Data shown:
-*-
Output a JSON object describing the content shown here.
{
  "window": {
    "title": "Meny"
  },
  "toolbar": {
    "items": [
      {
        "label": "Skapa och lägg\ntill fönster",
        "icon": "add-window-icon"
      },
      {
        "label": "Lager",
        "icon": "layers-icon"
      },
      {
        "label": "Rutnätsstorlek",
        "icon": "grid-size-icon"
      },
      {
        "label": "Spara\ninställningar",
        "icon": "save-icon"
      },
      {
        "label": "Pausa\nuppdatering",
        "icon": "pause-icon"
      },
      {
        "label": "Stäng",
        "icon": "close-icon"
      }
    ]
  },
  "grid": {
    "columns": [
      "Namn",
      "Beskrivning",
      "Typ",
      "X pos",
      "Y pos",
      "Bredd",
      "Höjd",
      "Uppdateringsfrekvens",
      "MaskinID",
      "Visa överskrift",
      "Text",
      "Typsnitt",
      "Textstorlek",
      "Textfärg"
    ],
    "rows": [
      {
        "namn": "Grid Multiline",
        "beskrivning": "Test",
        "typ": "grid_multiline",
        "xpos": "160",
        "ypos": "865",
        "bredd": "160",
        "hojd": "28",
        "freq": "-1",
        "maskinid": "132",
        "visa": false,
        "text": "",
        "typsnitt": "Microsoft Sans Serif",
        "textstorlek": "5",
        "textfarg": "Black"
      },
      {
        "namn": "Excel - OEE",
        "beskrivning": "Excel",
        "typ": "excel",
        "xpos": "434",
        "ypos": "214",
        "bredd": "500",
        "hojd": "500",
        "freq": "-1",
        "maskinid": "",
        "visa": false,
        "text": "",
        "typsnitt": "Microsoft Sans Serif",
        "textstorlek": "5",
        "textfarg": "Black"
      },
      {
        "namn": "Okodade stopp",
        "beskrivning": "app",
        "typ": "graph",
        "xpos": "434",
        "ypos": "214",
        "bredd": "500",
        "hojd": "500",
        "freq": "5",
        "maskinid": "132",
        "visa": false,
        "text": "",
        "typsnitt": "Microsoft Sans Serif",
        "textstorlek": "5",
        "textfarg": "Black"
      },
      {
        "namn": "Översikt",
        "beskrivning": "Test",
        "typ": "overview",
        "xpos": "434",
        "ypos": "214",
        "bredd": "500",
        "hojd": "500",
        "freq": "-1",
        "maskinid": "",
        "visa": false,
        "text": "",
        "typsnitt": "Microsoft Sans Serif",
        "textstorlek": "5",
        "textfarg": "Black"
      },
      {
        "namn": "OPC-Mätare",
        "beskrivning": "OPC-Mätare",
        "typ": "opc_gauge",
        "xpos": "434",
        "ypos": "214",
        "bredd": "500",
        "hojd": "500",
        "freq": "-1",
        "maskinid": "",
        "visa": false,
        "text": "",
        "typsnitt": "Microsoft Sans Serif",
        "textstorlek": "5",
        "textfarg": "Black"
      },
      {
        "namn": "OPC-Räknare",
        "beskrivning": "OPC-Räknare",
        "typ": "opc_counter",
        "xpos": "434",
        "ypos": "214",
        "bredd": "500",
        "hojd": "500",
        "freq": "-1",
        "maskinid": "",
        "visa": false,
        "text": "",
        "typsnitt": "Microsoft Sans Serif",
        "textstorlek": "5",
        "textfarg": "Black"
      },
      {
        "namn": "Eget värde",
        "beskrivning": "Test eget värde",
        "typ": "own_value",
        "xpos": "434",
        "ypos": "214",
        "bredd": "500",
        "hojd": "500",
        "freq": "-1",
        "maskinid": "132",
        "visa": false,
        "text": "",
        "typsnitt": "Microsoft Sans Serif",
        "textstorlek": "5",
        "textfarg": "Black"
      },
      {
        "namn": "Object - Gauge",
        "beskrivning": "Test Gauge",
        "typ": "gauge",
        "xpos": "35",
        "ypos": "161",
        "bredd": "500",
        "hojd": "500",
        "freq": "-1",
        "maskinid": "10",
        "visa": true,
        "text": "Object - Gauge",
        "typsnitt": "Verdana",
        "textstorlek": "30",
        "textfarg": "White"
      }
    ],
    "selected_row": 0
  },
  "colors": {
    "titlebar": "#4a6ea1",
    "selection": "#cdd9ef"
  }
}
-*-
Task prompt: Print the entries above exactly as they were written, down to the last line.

Solution to the exercise:
Output a JSON object describing the content shown here.
{
  "window": {
    "title": "Meny"
  },
  "toolbar": {
    "items": [
      {
        "label": "Skapa och lägg\ntill fönster",
        "icon": "add-window-icon"
      },
      {
        "label": "Lager",
        "icon": "layers-icon"
      },
      {
        "label": "Rutnätsstorlek",
        "icon": "grid-size-icon"
      },
      {
        "label": "Spara\ninställningar",
        "icon": "save-icon"
      },
      {
        "label": "Pausa\nuppdatering",
        "icon": "pause-icon"
      },
      {
        "label": "Stäng",
        "icon": "close-icon"
      }
    ]
  },
  "grid": {
    "columns": [
      "Namn",
      "Beskrivning",
      "Typ",
      "X pos",
      "Y pos",
      "Bredd",
      "Höjd",
      "Uppdateringsfrekvens",
      "MaskinID",
      "Visa överskrift",
      "Text",
      "Typsnitt",
      "Textstorlek",
      "Textfärg"
    ],
    "rows": [
      {
        "namn": "Grid Multiline",
        "beskrivning": "Test",
        "typ": "grid_multiline",
        "xpos": "160",
        "ypos": "865",
        "bredd": "160",
        "hojd": "28",
        "freq": "-1",
        "maskinid": "132",
        "visa": false,
        "text": "",
        "typsnitt": "Microsoft Sans Serif",
        "textstorlek": "5",
        "textfarg": "Black"
      },
      {
        "namn": "Excel - OEE",
        "beskrivning": "Excel",
        "typ": "excel",
        "xpos": "434",
        "ypos": "214",
        "bredd": "500",
        "hojd": "500",
        "freq": "-1",
        "maskinid": "",
        "visa": false,
        "text": "",
        "typsnitt": "Microsoft Sans Serif",
        "textstorlek": "5",
        "textfarg": "Black"
      },
      {
        "namn": "Okodade stopp",
        "beskrivning": "app",
        "typ": "graph",
        "xpos": "434",
        "ypos": "214",
        "bredd": "500",
        "hojd": "500",
        "freq": "5",
        "maskinid": "132",
        "visa": false,
        "text": "",
        "typsnitt": "Microsoft Sans Serif",
        "textstorlek": "5",
        "textfarg": "Black"
      },
      {
        "namn": "Översikt",
        "beskrivning": "Test",
        "typ": "overview",
        "xpos": "434",
        "ypos": "214",
        "bredd": "500",
        "hojd": "500",
        "freq": "-1",
        "maskinid": "",
        "visa": false,
        "text": "",
        "typsnitt": "Microsoft Sans Serif",
        "textstorlek": "5",
        "textfarg": "Black"
      },
      {
        "namn": "OPC-Mätare",
        "beskrivning": "OPC-Mätare",
        "typ": "opc_gauge",
        "xpos": "434",
        "ypos": "214",
        "bredd": "500",
        "hojd": "500",
        "freq": "-1",
        "maskinid": "",
        "visa": false,
        "text": "",
        "typsnitt": "Microsoft Sans Serif",
        "textstorlek": "5",
        "textfarg": "Black"
      },
      {
        "namn": "OPC-Räknare",
        "beskrivning": "OPC-Räknare",
        "typ": "opc_counter",
        "xpos": "434",
        "ypos": "214",
        "bredd": "500",
        "hojd": "500",
        "freq": "-1",
        "maskinid": "",
        "visa": false,
        "text": "",
        "typsnitt": "Microsoft Sans Serif",
        "textstorlek": "5",
        "textfarg": "Black"
      },
      {
        "namn": "Eget värde",
        "beskrivning": "Test eget värde",
        "typ": "own_value",
        "xpos": "434",
        "ypos": "214",
        "bredd": "500",
        "hojd": "500",
        "freq": "-1",
        "maskinid": "132",
        "visa": false,
        "text": "",
        "typsnitt": "Microsoft Sans Serif",
        "textstorlek": "5",
        "textfarg": "Black"
      },
      {
        "namn": "Object - Gauge",
        "beskrivning": "Test Gauge",
        "typ": "gauge",
        "xpos": "35",
        "ypos": "161",
        "bredd": "500",
        "hojd": "500",
        "freq": "-1",
        "maskinid": "10",
        "visa": true,
        "text": "Object - Gauge",
        "typsnitt": "Verdana",
        "textstorlek": "30",
        "textfarg": "White"
      }
    ],
    "selected_row": 0
  },
  "colors": {
    "titlebar": "#4a6ea1",
    "selection": "#cdd9ef"
  }
}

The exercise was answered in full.